A particle counter is used for monitoring and diagnosing particle contamination within specific clean media, including air, water and chemicals. Particle counters are used in a variety of applications in support of clean manufacturing practices, industries include: electronic components and assemblies, pharmaceutical drug products and medical devices, and industrial technologies such as oil and gas.
A particle counter is a useful tool for monitoring indoor air quality (IAQ) in clean rooms and workplaces, as a particle counter measures the concentration of particles in the air. While a particle counter won’t identify specifically what kinds of dusts or particulates are present in the air, a particle counter will identify how many airborne particles of a certain size are present in the environment.
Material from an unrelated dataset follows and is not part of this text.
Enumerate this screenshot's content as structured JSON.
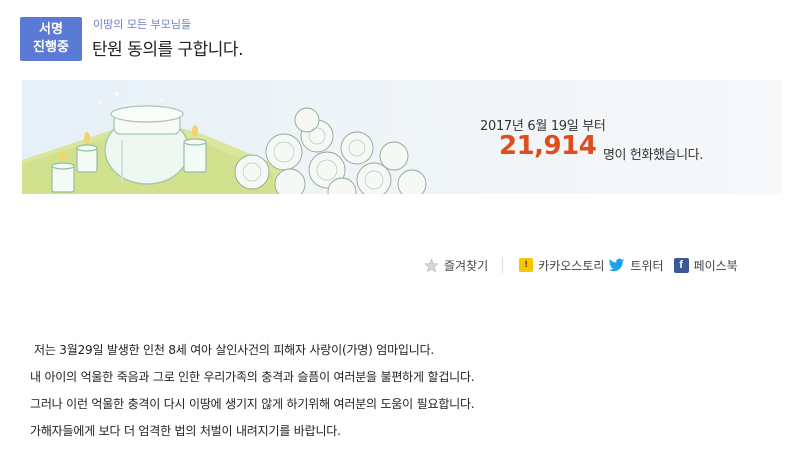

A conclusion is then drawn based on the known materials in the area and the corresponding airborne particle sizes of those materials.
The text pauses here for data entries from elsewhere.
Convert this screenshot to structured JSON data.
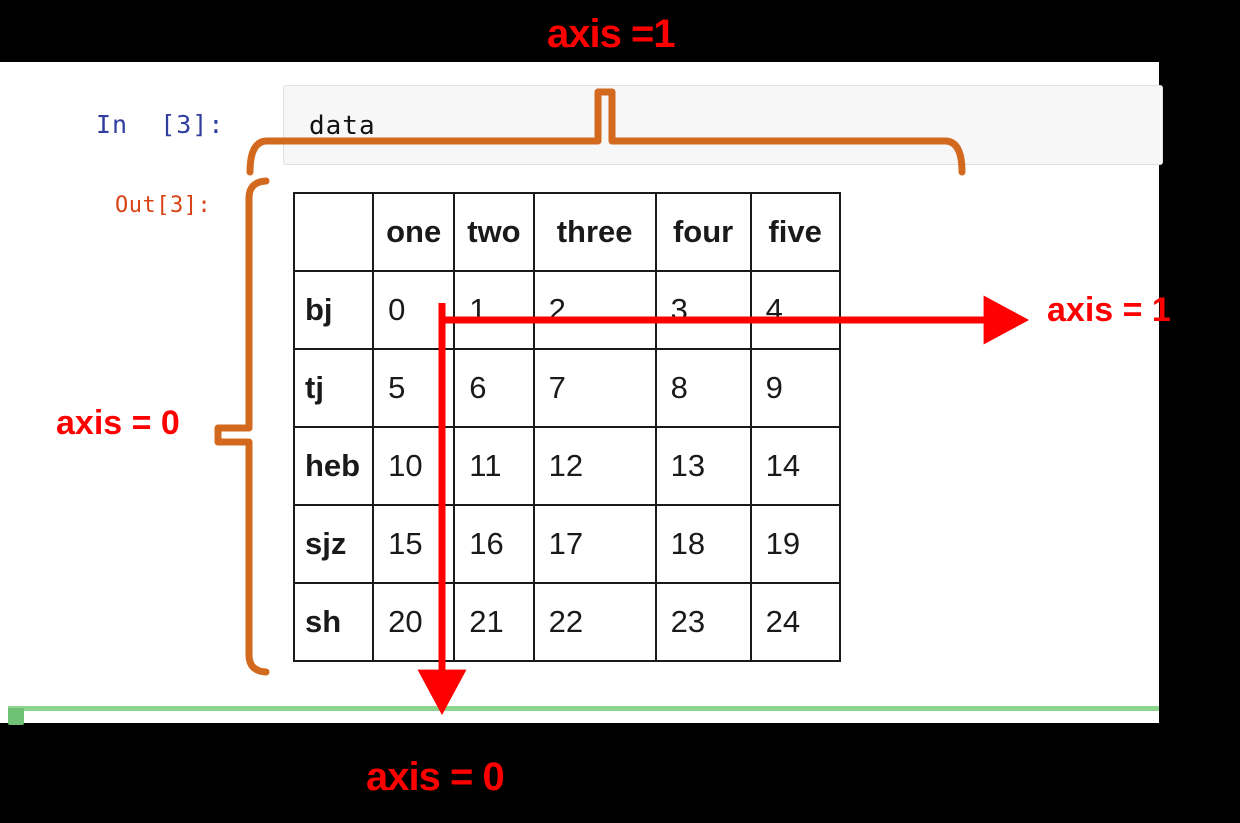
{
  "notebook": {
    "in_prompt": "In  [3]:",
    "out_prompt": "Out[3]:",
    "code": "data"
  },
  "table": {
    "corner": "",
    "columns": [
      "one",
      "two",
      "three",
      "four",
      "five"
    ],
    "rows": [
      {
        "index": "bj",
        "cells": [
          "0",
          "1",
          "2",
          "3",
          "4"
        ]
      },
      {
        "index": "tj",
        "cells": [
          "5",
          "6",
          "7",
          "8",
          "9"
        ]
      },
      {
        "index": "heb",
        "cells": [
          "10",
          "11",
          "12",
          "13",
          "14"
        ]
      },
      {
        "index": "sjz",
        "cells": [
          "15",
          "16",
          "17",
          "18",
          "19"
        ]
      },
      {
        "index": "sh",
        "cells": [
          "20",
          "21",
          "22",
          "23",
          "24"
        ]
      }
    ]
  },
  "annotations": {
    "axis1_top": "axis =1",
    "axis1_right": "axis = 1",
    "axis0_left": "axis = 0",
    "axis0_bottom": "axis = 0"
  },
  "colors": {
    "red": "#ff0000",
    "orange": "#d2691e",
    "green": "#6ec072",
    "in_prompt": "#303f9f",
    "out_prompt": "#d84315",
    "cell_bg": "#f7f7f7",
    "table_border": "#1a1a1a",
    "page_bg": "#000000",
    "canvas_bg": "#ffffff"
  }
}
Exposure to exhaust, smoke, harmful air pollutants and hazardous airborne dust is a health hazard and can result in sneezing, a stuffy or runny nose, itchy or red eyes, headaches, fatigue, fever, cough, shortness of breath, dermatitis, asthma, bronchitis, pneumonia and cancer. In addition, a number of materials are explosible in dust form. Combustible dust is a serious safety risk to workers in industries such as agriculture, chemical manufacturing, pharmaceutical production, furniture and textile manufacturing, fossil fuel power generation, recycling, metal working, additive manufacturing and 3D printing, among others. A particle counter can be used to monitor dust levels to ensure good housekeeping practices on the shop floor.